Task prompt — Would you set down the data that follows, word for word, without any pictures?

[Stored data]

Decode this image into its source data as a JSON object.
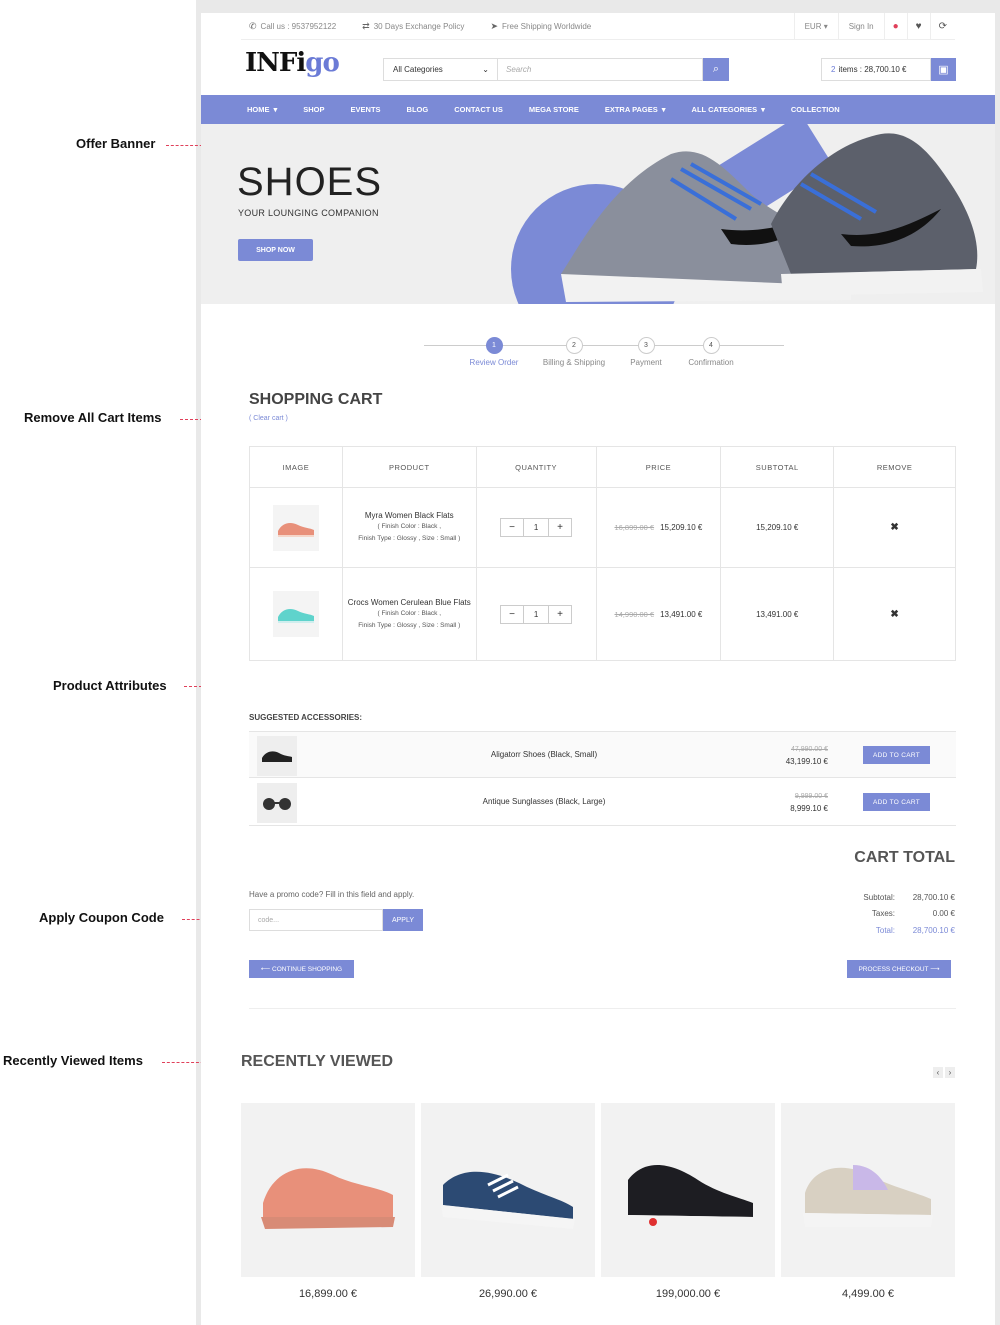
{
  "annotations": {
    "offer_banner": "Offer Banner",
    "remove_all": "Remove All Cart Items",
    "product_attributes": "Product Attributes",
    "apply_coupon": "Apply Coupon Code",
    "recently_viewed": "Recently Viewed Items"
  },
  "topbar": {
    "phone": "Call us : 9537952122",
    "exchange": "30 Days Exchange Policy",
    "shipping": "Free Shipping Worldwide",
    "currency": "EUR",
    "signin": "Sign In"
  },
  "header": {
    "logo_main": "INFi",
    "logo_accent": "go",
    "category_select": "All Categories",
    "search_placeholder": "Search",
    "cart_count": "2",
    "cart_summary": "items : 28,700.10 €"
  },
  "nav": [
    "HOME",
    "SHOP",
    "EVENTS",
    "BLOG",
    "CONTACT US",
    "MEGA STORE",
    "EXTRA PAGES",
    "ALL CATEGORIES",
    "COLLECTION"
  ],
  "banner": {
    "title": "SHOES",
    "subtitle": "YOUR LOUNGING COMPANION",
    "button": "SHOP NOW"
  },
  "steps": [
    {
      "num": "1",
      "label": "Review Order"
    },
    {
      "num": "2",
      "label": "Billing & Shipping"
    },
    {
      "num": "3",
      "label": "Payment"
    },
    {
      "num": "4",
      "label": "Confirmation"
    }
  ],
  "cart": {
    "title": "SHOPPING CART",
    "clear": "( Clear cart )",
    "columns": [
      "IMAGE",
      "PRODUCT",
      "QUANTITY",
      "PRICE",
      "SUBTOTAL",
      "REMOVE"
    ],
    "rows": [
      {
        "name": "Myra Women Black Flats",
        "attr1": "Finish Color : Black ,",
        "attr2": "Finish Type : Glossy , Size : Small",
        "qty": "1",
        "old_price": "16,899.00 €",
        "price": "15,209.10 €",
        "subtotal": "15,209.10 €"
      },
      {
        "name": "Crocs Women Cerulean Blue Flats",
        "attr1": "Finish Color : Black ,",
        "attr2": "Finish Type : Glossy , Size : Small",
        "qty": "1",
        "old_price": "14,990.00 €",
        "price": "13,491.00 €",
        "subtotal": "13,491.00 €"
      }
    ]
  },
  "suggested": {
    "title": "SUGGESTED ACCESSORIES:",
    "items": [
      {
        "name": "Aligatorr Shoes (Black, Small)",
        "old": "47,990.00 €",
        "price": "43,199.10 €",
        "button": "ADD TO CART"
      },
      {
        "name": "Antique Sunglasses (Black, Large)",
        "old": "9,999.00 €",
        "price": "8,999.10 €",
        "button": "ADD TO CART"
      }
    ]
  },
  "totals": {
    "title": "CART TOTAL",
    "subtotal_label": "Subtotal:",
    "subtotal": "28,700.10 €",
    "taxes_label": "Taxes:",
    "taxes": "0.00 €",
    "total_label": "Total:",
    "total": "28,700.10 €"
  },
  "promo": {
    "label": "Have a promo code? Fill in this field and apply.",
    "placeholder": "code...",
    "button": "APPLY"
  },
  "actions": {
    "continue": "⟵ CONTINUE SHOPPING",
    "checkout": "PROCESS CHECKOUT ⟶"
  },
  "recent": {
    "title": "RECENTLY VIEWED",
    "prices": [
      "16,899.00 €",
      "26,990.00 €",
      "199,000.00 €",
      "4,499.00 €"
    ]
  },
  "colors": {
    "accent": "#7b8ad6",
    "annotation": "#e0405a"
  }
}
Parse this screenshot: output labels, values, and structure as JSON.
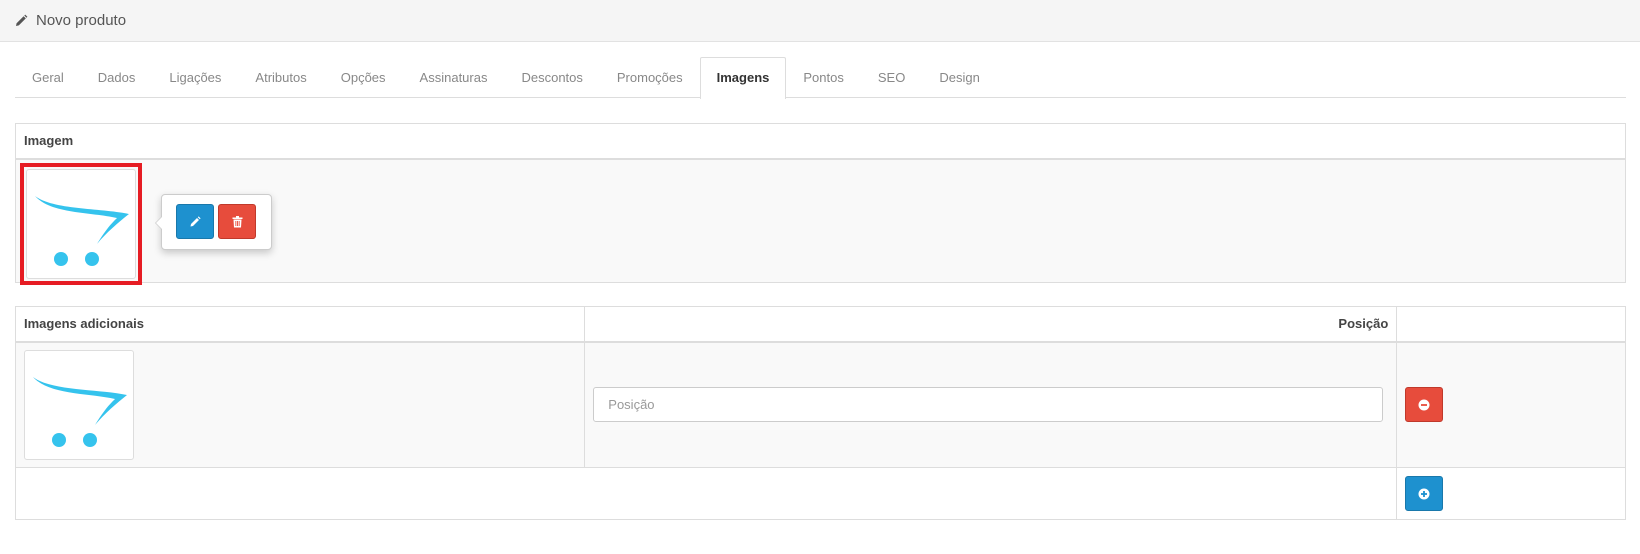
{
  "header": {
    "title": "Novo produto",
    "icon": "pencil-icon"
  },
  "tabs": [
    {
      "label": "Geral"
    },
    {
      "label": "Dados"
    },
    {
      "label": "Ligações"
    },
    {
      "label": "Atributos"
    },
    {
      "label": "Opções"
    },
    {
      "label": "Assinaturas"
    },
    {
      "label": "Descontos"
    },
    {
      "label": "Promoções"
    },
    {
      "label": "Imagens",
      "active": true
    },
    {
      "label": "Pontos"
    },
    {
      "label": "SEO"
    },
    {
      "label": "Design"
    }
  ],
  "image_section": {
    "header": "Imagem",
    "edit_icon": "pencil-icon",
    "delete_icon": "trash-icon"
  },
  "additional_images": {
    "headers": {
      "images": "Imagens adicionais",
      "position": "Posição",
      "actions": ""
    },
    "rows": [
      {
        "position_value": "",
        "position_placeholder": "Posição"
      }
    ],
    "remove_icon": "minus-circle-icon",
    "add_icon": "plus-circle-icon"
  },
  "colors": {
    "primary": "#1e91cf",
    "danger": "#e74c3c",
    "highlight": "#e61c23",
    "logo": "#35c3ed"
  }
}
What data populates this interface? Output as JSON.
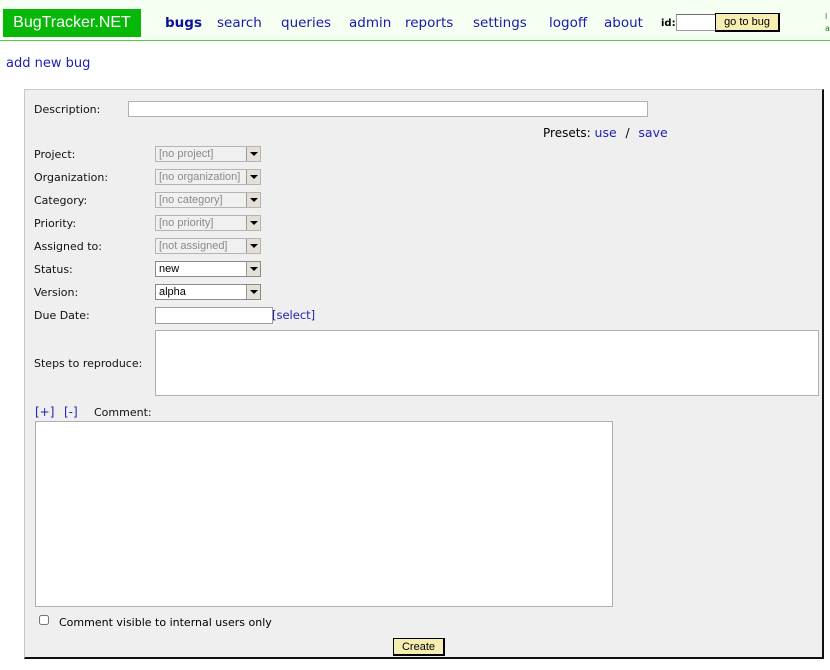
{
  "header": {
    "logo": "BugTracker.NET",
    "nav": [
      "bugs",
      "search",
      "queries",
      "admin",
      "reports",
      "settings",
      "logoff",
      "about"
    ],
    "active_nav": "bugs",
    "id_label": "id:",
    "id_value": "",
    "goto_label": "go to bug",
    "edge_text_1": "l",
    "edge_text_2": "a"
  },
  "page": {
    "add_link": "add new bug"
  },
  "form": {
    "description_label": "Description:",
    "description_value": "",
    "presets_label": "Presets:",
    "presets_use": "use",
    "presets_sep": "/",
    "presets_save": "save",
    "project_label": "Project:",
    "project_value": "[no project]",
    "organization_label": "Organization:",
    "organization_value": "[no organization]",
    "category_label": "Category:",
    "category_value": "[no category]",
    "priority_label": "Priority:",
    "priority_value": "[no priority]",
    "assigned_label": "Assigned to:",
    "assigned_value": "[not assigned]",
    "status_label": "Status:",
    "status_value": "new",
    "version_label": "Version:",
    "version_value": "alpha",
    "due_label": "Due Date:",
    "due_value": "",
    "due_select": "[select]",
    "steps_label": "Steps to reproduce:",
    "expand_label": "[+]",
    "collapse_label": "[-]",
    "comment_label": "Comment:",
    "internal_only_label": "Comment visible to internal users only",
    "create_label": "Create"
  }
}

Result of the task —
Decode this image into its source data as a JSON object.
{
  "annotations": {
    "offer_banner": "Offer Banner",
    "remove_all": "Remove All Cart Items",
    "product_attributes": "Product Attributes",
    "apply_coupon": "Apply Coupon Code",
    "recently_viewed": "Recently Viewed Items"
  },
  "topbar": {
    "phone": "Call us : 9537952122",
    "exchange": "30 Days Exchange Policy",
    "shipping": "Free Shipping Worldwide",
    "currency": "EUR",
    "signin": "Sign In"
  },
  "header": {
    "logo_main": "INFi",
    "logo_accent": "go",
    "category_select": "All Categories",
    "search_placeholder": "Search",
    "cart_count": "2",
    "cart_summary": "items : 28,700.10 €"
  },
  "nav": [
    "HOME",
    "SHOP",
    "EVENTS",
    "BLOG",
    "CONTACT US",
    "MEGA STORE",
    "EXTRA PAGES",
    "ALL CATEGORIES",
    "COLLECTION"
  ],
  "banner": {
    "title": "SHOES",
    "subtitle": "YOUR LOUNGING COMPANION",
    "button": "SHOP NOW"
  },
  "steps": [
    {
      "num": "1",
      "label": "Review Order"
    },
    {
      "num": "2",
      "label": "Billing & Shipping"
    },
    {
      "num": "3",
      "label": "Payment"
    },
    {
      "num": "4",
      "label": "Confirmation"
    }
  ],
  "cart": {
    "title": "SHOPPING CART",
    "clear": "( Clear cart )",
    "columns": [
      "IMAGE",
      "PRODUCT",
      "QUANTITY",
      "PRICE",
      "SUBTOTAL",
      "REMOVE"
    ],
    "rows": [
      {
        "name": "Myra Women Black Flats",
        "attr1": "Finish Color : Black ,",
        "attr2": "Finish Type : Glossy , Size : Small",
        "qty": "1",
        "old_price": "16,899.00 €",
        "price": "15,209.10 €",
        "subtotal": "15,209.10 €"
      },
      {
        "name": "Crocs Women Cerulean Blue Flats",
        "attr1": "Finish Color : Black ,",
        "attr2": "Finish Type : Glossy , Size : Small",
        "qty": "1",
        "old_price": "14,990.00 €",
        "price": "13,491.00 €",
        "subtotal": "13,491.00 €"
      }
    ]
  },
  "suggested": {
    "title": "SUGGESTED ACCESSORIES:",
    "items": [
      {
        "name": "Aligatorr Shoes (Black, Small)",
        "old": "47,990.00 €",
        "price": "43,199.10 €",
        "button": "ADD TO CART"
      },
      {
        "name": "Antique Sunglasses (Black, Large)",
        "old": "9,999.00 €",
        "price": "8,999.10 €",
        "button": "ADD TO CART"
      }
    ]
  },
  "totals": {
    "title": "CART TOTAL",
    "subtotal_label": "Subtotal:",
    "subtotal": "28,700.10 €",
    "taxes_label": "Taxes:",
    "taxes": "0.00 €",
    "total_label": "Total:",
    "total": "28,700.10 €"
  },
  "promo": {
    "label": "Have a promo code? Fill in this field and apply.",
    "placeholder": "code...",
    "button": "APPLY"
  },
  "actions": {
    "continue": "⟵ CONTINUE SHOPPING",
    "checkout": "PROCESS CHECKOUT ⟶"
  },
  "recent": {
    "title": "RECENTLY VIEWED",
    "prices": [
      "16,899.00 €",
      "26,990.00 €",
      "199,000.00 €",
      "4,499.00 €"
    ]
  },
  "colors": {
    "accent": "#7b8ad6",
    "annotation": "#e0405a"
  }
}
Parse this screenshot: output labels, values, and structure as JSON.
{
  "header": {
    "title": "Novo produto",
    "icon": "pencil-icon"
  },
  "tabs": [
    {
      "label": "Geral"
    },
    {
      "label": "Dados"
    },
    {
      "label": "Ligações"
    },
    {
      "label": "Atributos"
    },
    {
      "label": "Opções"
    },
    {
      "label": "Assinaturas"
    },
    {
      "label": "Descontos"
    },
    {
      "label": "Promoções"
    },
    {
      "label": "Imagens",
      "active": true
    },
    {
      "label": "Pontos"
    },
    {
      "label": "SEO"
    },
    {
      "label": "Design"
    }
  ],
  "image_section": {
    "header": "Imagem",
    "edit_icon": "pencil-icon",
    "delete_icon": "trash-icon"
  },
  "additional_images": {
    "headers": {
      "images": "Imagens adicionais",
      "position": "Posição",
      "actions": ""
    },
    "rows": [
      {
        "position_value": "",
        "position_placeholder": "Posição"
      }
    ],
    "remove_icon": "minus-circle-icon",
    "add_icon": "plus-circle-icon"
  },
  "colors": {
    "primary": "#1e91cf",
    "danger": "#e74c3c",
    "highlight": "#e61c23",
    "logo": "#35c3ed"
  }
}
What data populates this interface? Output as JSON.
{
  "header": {
    "logo": "BugTracker.NET",
    "nav": [
      "bugs",
      "search",
      "queries",
      "admin",
      "reports",
      "settings",
      "logoff",
      "about"
    ],
    "active_nav": "bugs",
    "id_label": "id:",
    "id_value": "",
    "goto_label": "go to bug",
    "edge_text_1": "l",
    "edge_text_2": "a"
  },
  "page": {
    "add_link": "add new bug"
  },
  "form": {
    "description_label": "Description:",
    "description_value": "",
    "presets_label": "Presets:",
    "presets_use": "use",
    "presets_sep": "/",
    "presets_save": "save",
    "project_label": "Project:",
    "project_value": "[no project]",
    "organization_label": "Organization:",
    "organization_value": "[no organization]",
    "category_label": "Category:",
    "category_value": "[no category]",
    "priority_label": "Priority:",
    "priority_value": "[no priority]",
    "assigned_label": "Assigned to:",
    "assigned_value": "[not assigned]",
    "status_label": "Status:",
    "status_value": "new",
    "version_label": "Version:",
    "version_value": "alpha",
    "due_label": "Due Date:",
    "due_value": "",
    "due_select": "[select]",
    "steps_label": "Steps to reproduce:",
    "expand_label": "[+]",
    "collapse_label": "[-]",
    "comment_label": "Comment:",
    "internal_only_label": "Comment visible to internal users only",
    "create_label": "Create"
  }
}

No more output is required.